Entries from a dataset of interfaces:
=== Begin Enclosure ===

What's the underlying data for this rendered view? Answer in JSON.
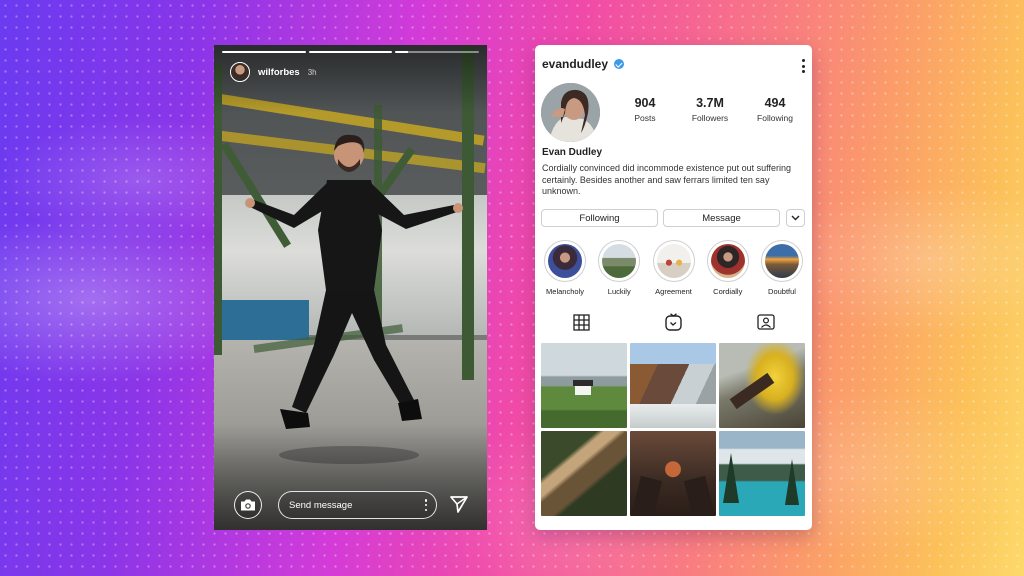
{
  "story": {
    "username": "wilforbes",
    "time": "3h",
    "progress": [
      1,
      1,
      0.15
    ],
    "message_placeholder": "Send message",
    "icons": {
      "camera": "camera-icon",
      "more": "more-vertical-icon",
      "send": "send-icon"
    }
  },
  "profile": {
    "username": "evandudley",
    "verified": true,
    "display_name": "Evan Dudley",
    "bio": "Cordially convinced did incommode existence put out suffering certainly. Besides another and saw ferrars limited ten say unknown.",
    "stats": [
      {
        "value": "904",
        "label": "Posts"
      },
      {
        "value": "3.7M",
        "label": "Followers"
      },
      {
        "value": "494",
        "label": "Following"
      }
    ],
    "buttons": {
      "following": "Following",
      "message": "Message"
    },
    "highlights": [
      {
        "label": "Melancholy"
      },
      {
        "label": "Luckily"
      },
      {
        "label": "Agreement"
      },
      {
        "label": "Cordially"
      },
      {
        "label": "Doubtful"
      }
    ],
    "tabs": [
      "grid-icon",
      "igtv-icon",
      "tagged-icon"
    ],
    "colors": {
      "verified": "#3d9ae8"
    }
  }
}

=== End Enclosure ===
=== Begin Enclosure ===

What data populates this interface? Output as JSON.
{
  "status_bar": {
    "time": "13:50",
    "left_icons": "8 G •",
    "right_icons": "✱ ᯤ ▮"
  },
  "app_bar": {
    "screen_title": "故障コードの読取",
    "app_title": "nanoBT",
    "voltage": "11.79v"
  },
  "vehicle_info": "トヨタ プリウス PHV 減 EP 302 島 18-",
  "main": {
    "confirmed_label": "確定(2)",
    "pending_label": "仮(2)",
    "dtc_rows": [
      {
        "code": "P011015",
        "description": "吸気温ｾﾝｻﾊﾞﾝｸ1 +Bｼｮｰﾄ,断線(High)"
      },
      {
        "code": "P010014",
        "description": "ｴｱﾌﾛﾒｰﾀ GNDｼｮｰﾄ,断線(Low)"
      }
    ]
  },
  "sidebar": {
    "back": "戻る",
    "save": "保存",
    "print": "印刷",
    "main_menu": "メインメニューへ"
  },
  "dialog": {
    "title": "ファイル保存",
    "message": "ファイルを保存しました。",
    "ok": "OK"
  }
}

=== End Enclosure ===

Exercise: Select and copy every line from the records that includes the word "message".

Response to this exercise:
    "message_placeholder": "Send message",
      "message": "Message"
    "message": "ファイルを保存しました。",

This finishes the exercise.